### Records shown
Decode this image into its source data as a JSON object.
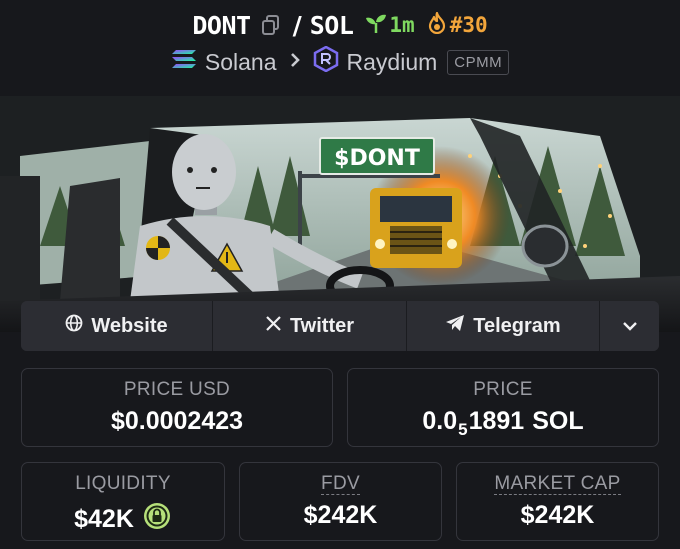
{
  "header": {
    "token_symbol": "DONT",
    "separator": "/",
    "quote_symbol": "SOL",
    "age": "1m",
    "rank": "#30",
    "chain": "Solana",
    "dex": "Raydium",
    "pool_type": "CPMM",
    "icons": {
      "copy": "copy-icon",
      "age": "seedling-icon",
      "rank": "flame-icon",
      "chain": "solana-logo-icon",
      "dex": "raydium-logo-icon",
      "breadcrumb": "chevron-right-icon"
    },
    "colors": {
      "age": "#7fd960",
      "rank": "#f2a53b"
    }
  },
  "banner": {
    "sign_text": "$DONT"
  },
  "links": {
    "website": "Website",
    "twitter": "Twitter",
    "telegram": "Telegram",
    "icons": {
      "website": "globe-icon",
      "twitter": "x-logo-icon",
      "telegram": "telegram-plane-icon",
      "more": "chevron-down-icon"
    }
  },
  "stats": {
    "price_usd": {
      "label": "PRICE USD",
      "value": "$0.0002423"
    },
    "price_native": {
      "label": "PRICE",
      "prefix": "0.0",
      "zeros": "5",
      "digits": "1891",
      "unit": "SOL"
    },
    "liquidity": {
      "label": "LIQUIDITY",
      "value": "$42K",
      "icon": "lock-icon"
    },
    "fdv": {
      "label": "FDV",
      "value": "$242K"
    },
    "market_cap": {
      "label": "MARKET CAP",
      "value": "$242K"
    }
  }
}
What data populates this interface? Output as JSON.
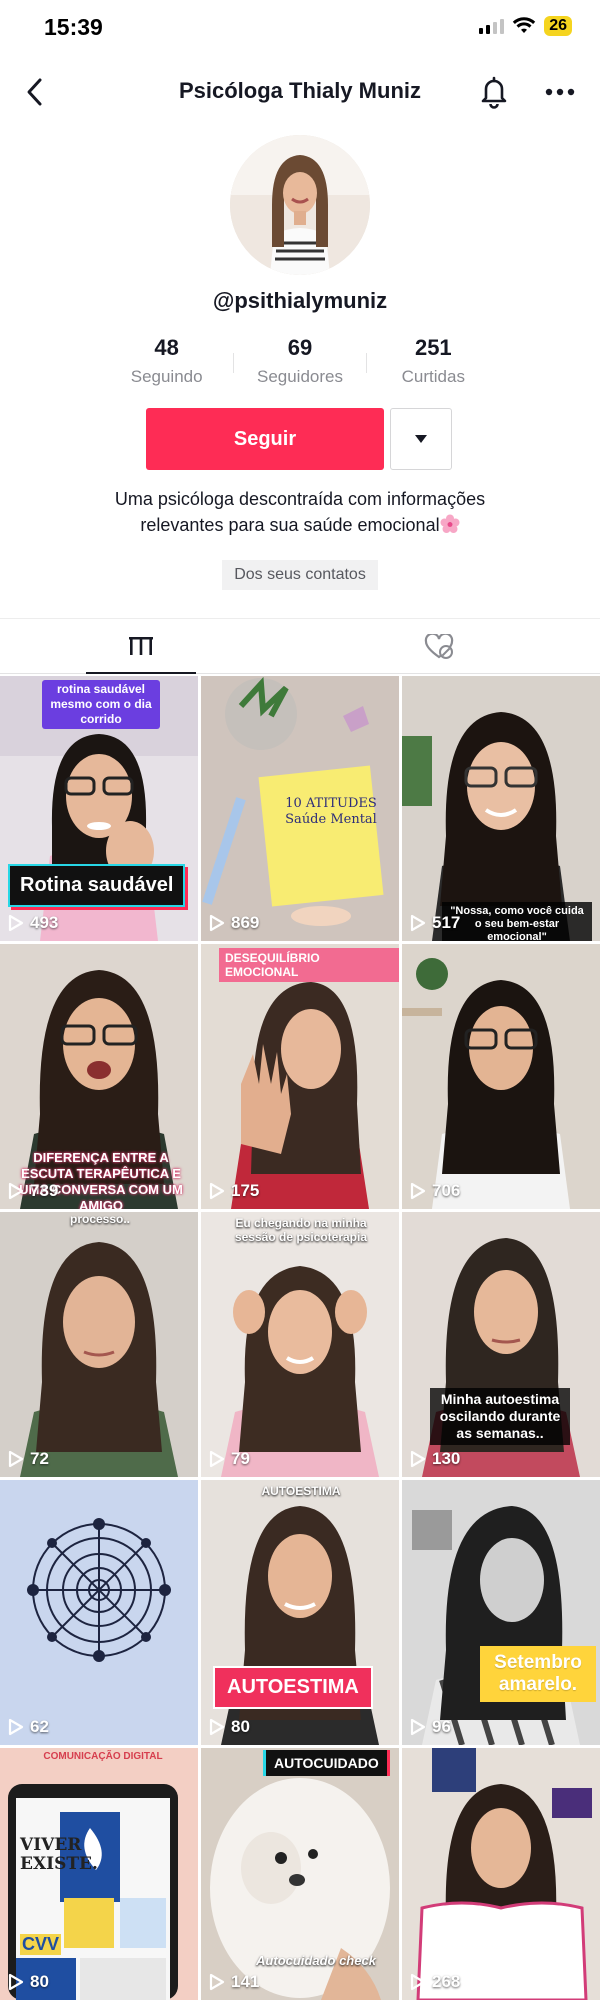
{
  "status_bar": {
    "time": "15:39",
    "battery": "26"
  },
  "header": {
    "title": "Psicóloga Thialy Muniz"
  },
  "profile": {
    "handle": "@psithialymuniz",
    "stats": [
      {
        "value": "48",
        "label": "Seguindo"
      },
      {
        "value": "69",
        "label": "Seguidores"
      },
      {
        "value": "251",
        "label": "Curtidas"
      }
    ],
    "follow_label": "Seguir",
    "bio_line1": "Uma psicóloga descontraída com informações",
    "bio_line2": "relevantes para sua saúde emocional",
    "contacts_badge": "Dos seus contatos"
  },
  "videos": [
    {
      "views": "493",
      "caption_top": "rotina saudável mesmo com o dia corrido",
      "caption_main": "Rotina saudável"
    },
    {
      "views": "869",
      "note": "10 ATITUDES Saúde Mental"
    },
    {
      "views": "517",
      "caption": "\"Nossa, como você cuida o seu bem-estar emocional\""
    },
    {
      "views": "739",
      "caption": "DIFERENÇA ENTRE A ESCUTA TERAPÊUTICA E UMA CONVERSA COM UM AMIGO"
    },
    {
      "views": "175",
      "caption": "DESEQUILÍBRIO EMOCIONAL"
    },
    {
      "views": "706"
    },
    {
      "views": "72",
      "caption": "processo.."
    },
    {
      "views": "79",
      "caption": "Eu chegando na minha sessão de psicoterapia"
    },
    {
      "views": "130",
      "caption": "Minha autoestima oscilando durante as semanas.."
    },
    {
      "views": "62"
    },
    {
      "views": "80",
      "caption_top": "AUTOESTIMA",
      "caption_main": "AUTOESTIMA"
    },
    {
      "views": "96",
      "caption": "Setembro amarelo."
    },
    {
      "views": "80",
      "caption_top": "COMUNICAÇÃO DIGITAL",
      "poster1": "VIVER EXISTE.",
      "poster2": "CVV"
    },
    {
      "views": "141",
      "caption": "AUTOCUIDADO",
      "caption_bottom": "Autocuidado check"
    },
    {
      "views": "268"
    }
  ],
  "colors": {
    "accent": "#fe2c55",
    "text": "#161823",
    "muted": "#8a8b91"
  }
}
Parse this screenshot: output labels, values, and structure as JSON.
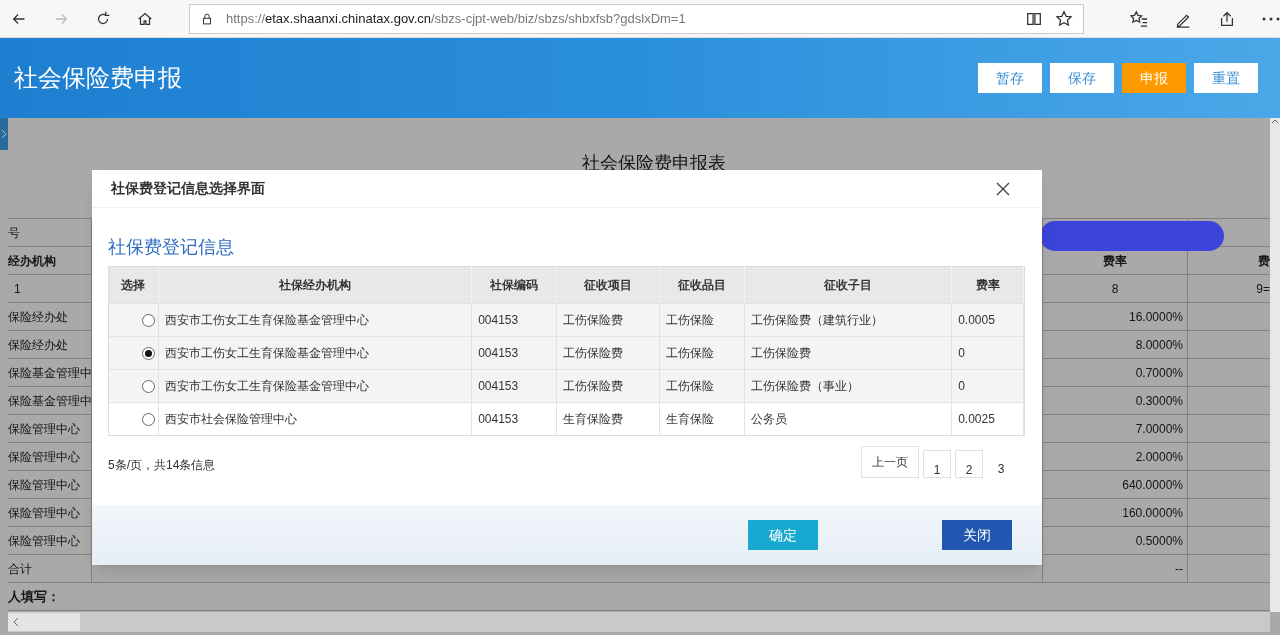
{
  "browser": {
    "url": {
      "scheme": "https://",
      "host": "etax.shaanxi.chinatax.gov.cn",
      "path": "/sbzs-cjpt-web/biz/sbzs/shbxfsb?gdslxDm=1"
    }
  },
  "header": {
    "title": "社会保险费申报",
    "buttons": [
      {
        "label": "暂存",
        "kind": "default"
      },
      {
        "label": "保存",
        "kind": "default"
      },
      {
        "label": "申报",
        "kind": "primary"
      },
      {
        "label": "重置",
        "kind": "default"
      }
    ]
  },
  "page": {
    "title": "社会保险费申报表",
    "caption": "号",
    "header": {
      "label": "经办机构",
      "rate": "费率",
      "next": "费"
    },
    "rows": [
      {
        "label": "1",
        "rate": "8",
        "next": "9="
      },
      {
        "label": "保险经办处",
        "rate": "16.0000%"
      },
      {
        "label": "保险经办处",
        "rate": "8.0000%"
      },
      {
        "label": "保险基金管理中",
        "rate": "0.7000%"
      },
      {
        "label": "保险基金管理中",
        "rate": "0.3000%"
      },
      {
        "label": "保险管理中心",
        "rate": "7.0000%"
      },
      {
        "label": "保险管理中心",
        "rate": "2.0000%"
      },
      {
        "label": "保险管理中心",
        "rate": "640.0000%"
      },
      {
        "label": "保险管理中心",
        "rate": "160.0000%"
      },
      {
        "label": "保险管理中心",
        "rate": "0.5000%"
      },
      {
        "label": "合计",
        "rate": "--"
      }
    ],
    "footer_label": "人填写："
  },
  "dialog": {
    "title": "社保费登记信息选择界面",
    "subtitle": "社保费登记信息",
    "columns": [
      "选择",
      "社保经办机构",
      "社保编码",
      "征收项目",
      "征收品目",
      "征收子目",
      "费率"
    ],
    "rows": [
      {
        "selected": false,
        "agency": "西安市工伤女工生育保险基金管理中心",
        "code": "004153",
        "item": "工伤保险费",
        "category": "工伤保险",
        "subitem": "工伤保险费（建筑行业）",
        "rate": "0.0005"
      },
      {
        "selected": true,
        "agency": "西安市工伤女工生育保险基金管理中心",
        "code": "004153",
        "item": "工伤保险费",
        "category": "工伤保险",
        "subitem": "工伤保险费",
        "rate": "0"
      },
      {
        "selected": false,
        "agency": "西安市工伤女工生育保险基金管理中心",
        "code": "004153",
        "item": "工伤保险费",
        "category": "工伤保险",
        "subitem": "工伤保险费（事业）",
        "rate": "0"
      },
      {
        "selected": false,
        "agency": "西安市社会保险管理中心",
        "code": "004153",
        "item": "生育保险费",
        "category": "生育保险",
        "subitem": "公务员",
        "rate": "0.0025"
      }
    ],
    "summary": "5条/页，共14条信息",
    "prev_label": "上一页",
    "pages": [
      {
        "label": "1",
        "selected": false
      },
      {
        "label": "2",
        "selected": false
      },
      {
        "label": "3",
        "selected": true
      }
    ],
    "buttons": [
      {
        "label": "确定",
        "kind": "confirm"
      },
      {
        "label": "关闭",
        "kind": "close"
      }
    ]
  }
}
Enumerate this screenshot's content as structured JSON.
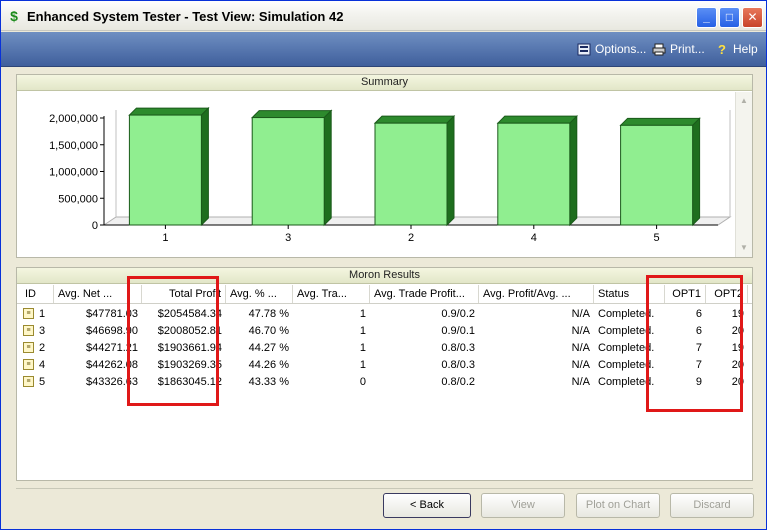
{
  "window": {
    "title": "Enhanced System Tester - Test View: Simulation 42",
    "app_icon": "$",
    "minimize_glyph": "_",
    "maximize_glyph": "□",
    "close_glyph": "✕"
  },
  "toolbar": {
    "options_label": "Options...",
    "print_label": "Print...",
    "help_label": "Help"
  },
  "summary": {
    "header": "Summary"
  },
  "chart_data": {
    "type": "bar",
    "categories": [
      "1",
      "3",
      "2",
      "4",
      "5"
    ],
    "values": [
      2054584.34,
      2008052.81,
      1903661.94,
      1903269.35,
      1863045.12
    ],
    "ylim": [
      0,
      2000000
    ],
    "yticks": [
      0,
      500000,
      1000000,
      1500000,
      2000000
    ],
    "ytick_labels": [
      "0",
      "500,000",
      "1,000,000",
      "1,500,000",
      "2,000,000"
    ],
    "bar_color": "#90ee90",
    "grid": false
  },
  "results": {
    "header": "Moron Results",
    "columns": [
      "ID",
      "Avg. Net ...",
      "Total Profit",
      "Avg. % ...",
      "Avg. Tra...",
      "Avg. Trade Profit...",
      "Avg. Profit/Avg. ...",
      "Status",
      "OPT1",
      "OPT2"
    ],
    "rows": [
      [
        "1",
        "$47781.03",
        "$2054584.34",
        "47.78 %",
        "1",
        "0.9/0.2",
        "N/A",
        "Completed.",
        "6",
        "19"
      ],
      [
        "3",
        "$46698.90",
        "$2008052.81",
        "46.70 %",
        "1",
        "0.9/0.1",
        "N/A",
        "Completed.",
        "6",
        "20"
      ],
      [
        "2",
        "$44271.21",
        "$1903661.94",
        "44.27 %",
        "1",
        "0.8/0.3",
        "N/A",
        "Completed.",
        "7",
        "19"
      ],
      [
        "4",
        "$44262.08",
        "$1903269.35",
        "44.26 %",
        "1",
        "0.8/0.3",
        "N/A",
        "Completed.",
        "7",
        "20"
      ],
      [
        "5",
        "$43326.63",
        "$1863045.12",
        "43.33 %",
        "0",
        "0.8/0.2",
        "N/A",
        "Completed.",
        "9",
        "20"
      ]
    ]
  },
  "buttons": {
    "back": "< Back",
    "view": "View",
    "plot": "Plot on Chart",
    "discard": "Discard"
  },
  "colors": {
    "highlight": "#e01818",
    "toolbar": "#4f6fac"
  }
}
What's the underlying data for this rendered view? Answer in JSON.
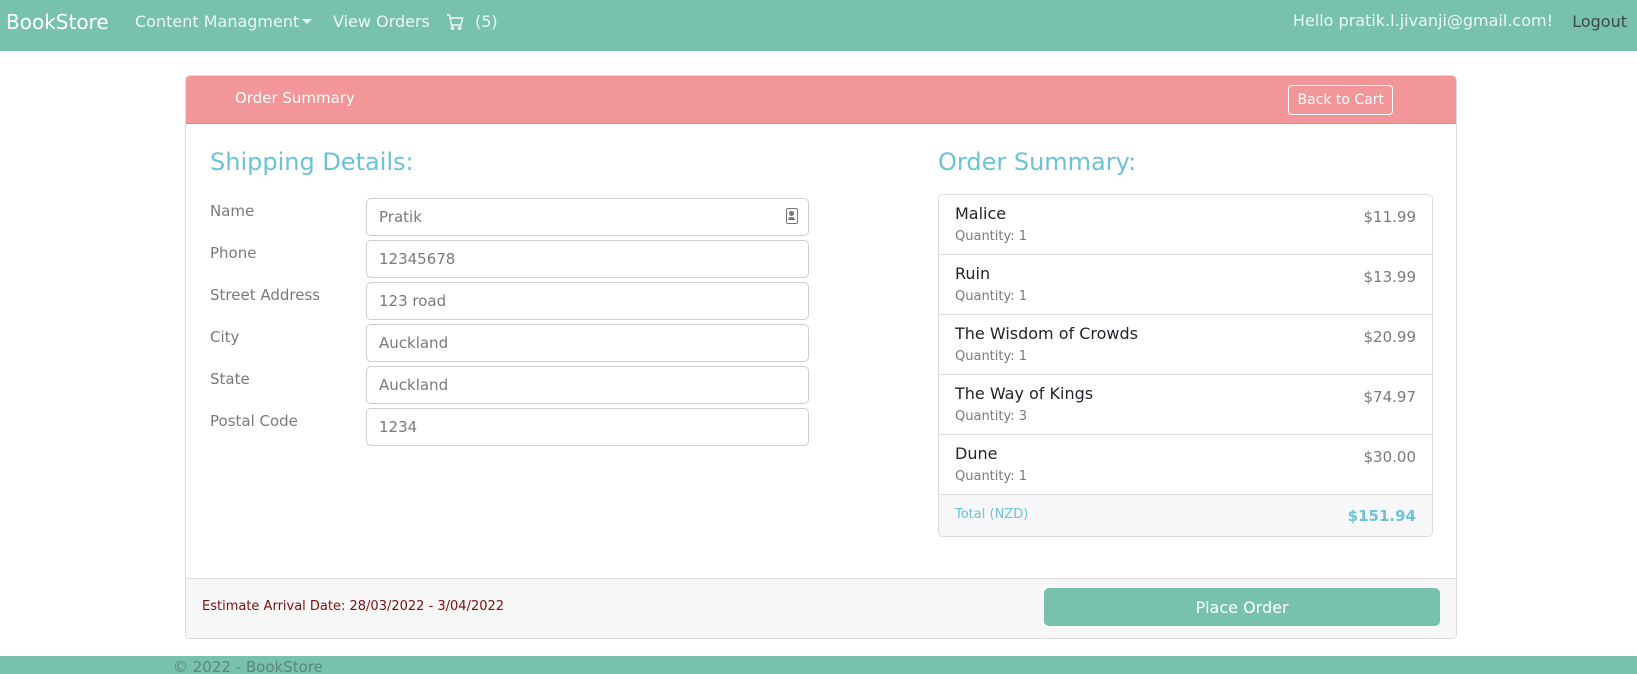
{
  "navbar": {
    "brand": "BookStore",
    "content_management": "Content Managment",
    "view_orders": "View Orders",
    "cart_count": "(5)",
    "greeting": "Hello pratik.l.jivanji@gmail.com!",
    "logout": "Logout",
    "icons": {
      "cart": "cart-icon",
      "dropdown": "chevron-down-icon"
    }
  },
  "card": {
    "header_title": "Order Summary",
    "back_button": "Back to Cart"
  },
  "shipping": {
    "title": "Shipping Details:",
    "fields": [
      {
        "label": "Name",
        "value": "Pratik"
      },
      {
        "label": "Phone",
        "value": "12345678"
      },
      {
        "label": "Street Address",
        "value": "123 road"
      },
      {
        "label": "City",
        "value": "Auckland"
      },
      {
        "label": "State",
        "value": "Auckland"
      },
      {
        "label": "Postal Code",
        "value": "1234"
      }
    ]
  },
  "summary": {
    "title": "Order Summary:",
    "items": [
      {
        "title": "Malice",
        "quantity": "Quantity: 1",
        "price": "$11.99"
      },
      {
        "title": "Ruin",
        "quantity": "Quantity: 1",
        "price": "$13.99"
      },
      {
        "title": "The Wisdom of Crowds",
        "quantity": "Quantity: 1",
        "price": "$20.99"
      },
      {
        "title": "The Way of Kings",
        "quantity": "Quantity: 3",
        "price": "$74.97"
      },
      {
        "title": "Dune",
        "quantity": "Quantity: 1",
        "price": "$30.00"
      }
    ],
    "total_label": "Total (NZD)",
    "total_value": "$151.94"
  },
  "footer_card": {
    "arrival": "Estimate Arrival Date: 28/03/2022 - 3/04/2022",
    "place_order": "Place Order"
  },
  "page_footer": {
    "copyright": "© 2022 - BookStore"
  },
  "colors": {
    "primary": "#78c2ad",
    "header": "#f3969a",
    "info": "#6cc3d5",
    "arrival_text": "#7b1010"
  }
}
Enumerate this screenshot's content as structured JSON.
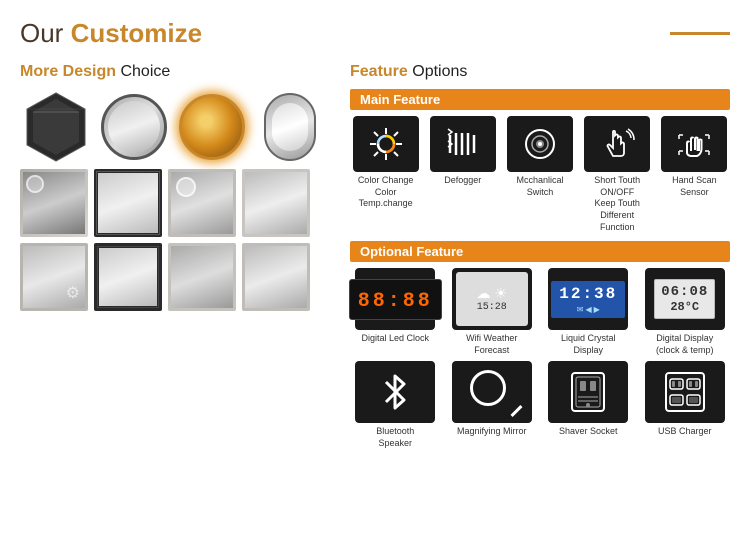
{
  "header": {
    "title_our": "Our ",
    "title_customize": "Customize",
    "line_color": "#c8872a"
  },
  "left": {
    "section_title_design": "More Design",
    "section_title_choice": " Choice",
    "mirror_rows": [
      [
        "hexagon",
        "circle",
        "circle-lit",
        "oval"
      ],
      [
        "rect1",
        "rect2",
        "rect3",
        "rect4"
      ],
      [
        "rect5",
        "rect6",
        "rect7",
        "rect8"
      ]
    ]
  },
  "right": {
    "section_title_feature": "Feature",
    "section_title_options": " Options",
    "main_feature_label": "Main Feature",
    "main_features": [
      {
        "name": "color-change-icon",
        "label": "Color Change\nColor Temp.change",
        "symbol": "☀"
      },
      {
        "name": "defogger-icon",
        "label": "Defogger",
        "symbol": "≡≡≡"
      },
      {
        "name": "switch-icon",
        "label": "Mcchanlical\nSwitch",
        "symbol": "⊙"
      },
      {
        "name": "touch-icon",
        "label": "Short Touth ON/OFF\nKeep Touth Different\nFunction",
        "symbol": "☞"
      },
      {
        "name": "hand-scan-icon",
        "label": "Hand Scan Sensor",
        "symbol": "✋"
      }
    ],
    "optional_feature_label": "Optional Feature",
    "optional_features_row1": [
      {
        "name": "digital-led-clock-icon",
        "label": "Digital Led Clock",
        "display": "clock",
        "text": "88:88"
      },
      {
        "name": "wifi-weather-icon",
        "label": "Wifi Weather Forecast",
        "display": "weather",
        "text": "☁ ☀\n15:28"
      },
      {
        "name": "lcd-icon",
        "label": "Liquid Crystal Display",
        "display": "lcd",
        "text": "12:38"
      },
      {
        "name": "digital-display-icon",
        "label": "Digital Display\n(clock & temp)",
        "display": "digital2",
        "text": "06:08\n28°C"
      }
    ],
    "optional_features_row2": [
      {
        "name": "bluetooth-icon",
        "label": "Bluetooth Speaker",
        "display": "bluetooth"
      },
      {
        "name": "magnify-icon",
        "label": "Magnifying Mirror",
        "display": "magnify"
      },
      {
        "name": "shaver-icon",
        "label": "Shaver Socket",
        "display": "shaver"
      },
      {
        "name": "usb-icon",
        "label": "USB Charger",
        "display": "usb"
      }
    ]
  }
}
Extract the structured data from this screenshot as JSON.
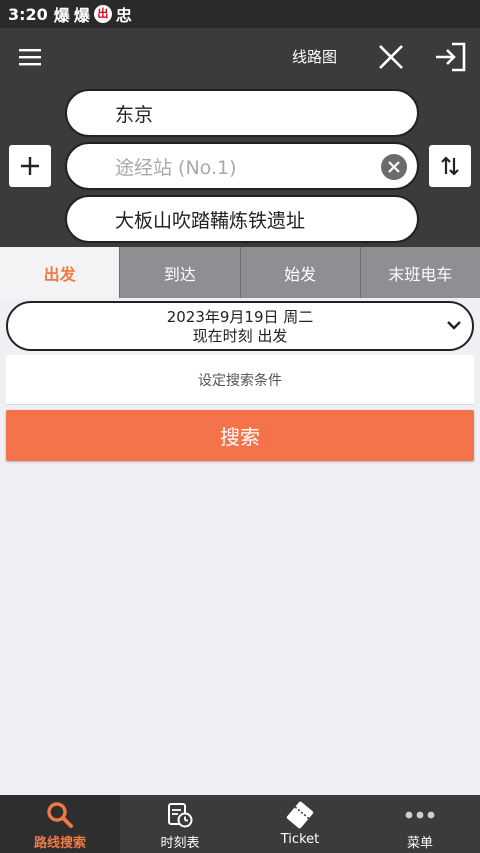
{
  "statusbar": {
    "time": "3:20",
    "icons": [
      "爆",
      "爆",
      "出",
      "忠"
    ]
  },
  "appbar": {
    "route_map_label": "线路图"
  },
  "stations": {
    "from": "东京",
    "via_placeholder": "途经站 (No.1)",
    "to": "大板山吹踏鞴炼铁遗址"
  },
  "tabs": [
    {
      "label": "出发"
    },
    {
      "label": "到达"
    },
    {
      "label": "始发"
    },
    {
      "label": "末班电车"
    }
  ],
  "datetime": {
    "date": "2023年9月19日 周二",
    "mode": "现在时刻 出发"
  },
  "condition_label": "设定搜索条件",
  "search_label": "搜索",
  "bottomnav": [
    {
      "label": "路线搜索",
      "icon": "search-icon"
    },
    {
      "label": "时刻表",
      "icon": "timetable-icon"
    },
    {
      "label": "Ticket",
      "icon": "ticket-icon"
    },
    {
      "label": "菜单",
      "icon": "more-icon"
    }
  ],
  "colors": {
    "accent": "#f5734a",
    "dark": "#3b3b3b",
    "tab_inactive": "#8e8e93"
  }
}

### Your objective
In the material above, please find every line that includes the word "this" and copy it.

### Output below
Decode this image into its source data as a JSON object.
What data populates this interface? Output as JSON.
Parse this screenshot: output labels, values, and structure as JSON.
Enumerate this screenshot's content as structured JSON.
What's the underlying data for this rendered view? Answer in JSON.
Enumerate this screenshot's content as structured JSON.
Extract the structured data from this screenshot as JSON.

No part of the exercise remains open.